— Data excerpts —
BEGIN
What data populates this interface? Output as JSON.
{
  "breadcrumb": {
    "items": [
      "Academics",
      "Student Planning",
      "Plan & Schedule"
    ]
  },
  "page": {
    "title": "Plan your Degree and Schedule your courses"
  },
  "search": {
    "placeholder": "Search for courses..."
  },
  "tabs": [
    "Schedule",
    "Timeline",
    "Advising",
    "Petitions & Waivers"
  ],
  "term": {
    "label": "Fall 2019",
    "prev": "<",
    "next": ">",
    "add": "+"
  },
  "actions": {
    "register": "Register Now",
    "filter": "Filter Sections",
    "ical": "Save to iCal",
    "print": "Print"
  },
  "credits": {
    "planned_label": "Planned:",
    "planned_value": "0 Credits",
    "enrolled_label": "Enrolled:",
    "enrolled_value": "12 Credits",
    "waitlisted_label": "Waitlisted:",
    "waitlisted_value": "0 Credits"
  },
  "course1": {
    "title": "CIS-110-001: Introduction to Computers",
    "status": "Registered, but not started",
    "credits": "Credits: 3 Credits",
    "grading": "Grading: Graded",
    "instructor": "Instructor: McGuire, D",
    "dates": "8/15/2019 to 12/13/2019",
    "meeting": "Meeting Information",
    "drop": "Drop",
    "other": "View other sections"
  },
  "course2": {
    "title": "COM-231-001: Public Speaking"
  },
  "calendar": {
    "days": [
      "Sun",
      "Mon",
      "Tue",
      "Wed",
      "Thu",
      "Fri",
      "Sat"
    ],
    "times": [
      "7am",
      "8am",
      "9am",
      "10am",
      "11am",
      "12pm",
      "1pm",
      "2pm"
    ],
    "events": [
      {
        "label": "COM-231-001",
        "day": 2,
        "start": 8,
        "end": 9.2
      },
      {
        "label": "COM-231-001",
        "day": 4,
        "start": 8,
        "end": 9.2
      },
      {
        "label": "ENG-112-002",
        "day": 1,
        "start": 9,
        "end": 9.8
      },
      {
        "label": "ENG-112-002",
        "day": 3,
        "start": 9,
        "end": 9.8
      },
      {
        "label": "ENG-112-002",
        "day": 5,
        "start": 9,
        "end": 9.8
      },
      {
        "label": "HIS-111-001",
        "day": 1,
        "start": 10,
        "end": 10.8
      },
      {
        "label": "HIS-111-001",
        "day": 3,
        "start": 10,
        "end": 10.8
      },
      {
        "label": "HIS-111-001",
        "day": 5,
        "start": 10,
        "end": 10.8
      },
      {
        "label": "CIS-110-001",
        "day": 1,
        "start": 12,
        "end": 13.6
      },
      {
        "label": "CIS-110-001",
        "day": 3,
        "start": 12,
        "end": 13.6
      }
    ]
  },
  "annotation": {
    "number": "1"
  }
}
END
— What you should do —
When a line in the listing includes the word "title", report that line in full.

— Answer to this exercise —
    "title": "Plan your Degree and Schedule your courses"
    "title": "CIS-110-001: Introduction to Computers",
    "title": "COM-231-001: Public Speaking"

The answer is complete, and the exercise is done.